Match the word "amazed". Return each line of the data below where it appears.

(Items from an interface collection)
════════════════
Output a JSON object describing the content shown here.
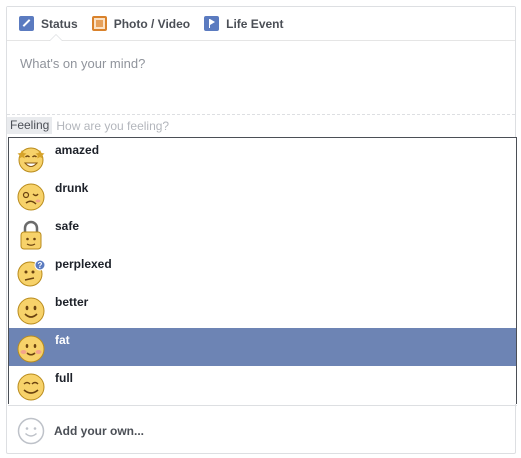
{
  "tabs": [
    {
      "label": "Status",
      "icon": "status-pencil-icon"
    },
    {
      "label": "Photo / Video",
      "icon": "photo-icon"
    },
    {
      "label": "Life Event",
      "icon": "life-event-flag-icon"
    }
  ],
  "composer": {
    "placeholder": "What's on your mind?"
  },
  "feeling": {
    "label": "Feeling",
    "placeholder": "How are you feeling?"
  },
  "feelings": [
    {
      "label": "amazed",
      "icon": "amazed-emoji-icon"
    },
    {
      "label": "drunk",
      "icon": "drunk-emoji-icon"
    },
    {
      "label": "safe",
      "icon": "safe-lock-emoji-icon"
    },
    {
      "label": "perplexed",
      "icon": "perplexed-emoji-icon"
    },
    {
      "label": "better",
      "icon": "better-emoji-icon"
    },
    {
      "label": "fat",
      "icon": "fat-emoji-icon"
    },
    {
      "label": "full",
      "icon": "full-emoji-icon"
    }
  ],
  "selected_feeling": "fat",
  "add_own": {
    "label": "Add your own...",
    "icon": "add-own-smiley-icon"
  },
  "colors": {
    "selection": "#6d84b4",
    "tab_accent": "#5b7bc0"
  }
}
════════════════
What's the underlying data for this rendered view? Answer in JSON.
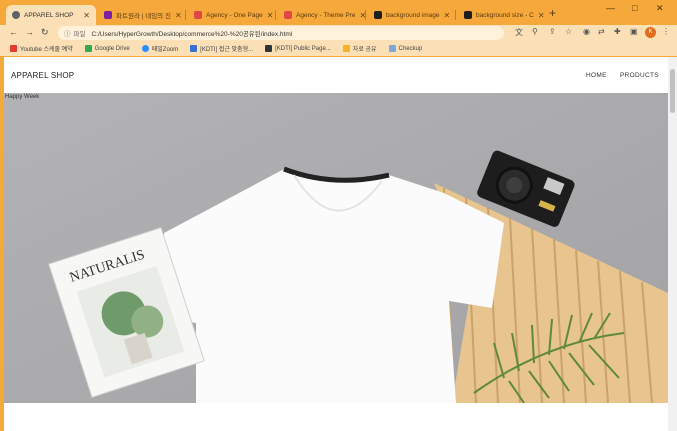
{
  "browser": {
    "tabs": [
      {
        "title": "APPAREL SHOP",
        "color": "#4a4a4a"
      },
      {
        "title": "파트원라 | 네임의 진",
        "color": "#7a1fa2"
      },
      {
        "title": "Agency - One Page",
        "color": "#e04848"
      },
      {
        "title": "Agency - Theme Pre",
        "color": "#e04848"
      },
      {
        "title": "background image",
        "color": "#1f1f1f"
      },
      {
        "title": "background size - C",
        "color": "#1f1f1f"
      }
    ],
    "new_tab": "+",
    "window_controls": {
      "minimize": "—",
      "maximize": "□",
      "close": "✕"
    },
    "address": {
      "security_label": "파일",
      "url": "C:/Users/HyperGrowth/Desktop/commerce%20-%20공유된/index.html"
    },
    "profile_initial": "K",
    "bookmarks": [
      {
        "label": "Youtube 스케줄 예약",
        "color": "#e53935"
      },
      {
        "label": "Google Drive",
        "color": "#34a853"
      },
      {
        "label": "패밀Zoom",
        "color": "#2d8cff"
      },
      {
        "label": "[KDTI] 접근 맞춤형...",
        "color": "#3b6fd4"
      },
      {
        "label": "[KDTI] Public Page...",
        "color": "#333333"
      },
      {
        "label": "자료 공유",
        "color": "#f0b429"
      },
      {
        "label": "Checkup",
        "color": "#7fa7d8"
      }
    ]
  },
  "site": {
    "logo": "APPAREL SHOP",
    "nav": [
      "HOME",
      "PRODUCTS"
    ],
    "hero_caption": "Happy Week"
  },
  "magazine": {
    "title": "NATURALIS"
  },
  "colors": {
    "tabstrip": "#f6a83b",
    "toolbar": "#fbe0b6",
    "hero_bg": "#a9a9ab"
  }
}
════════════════
> Solution to this exercise
      "label": "amazed",
      "icon": "amazed-emoji-icon"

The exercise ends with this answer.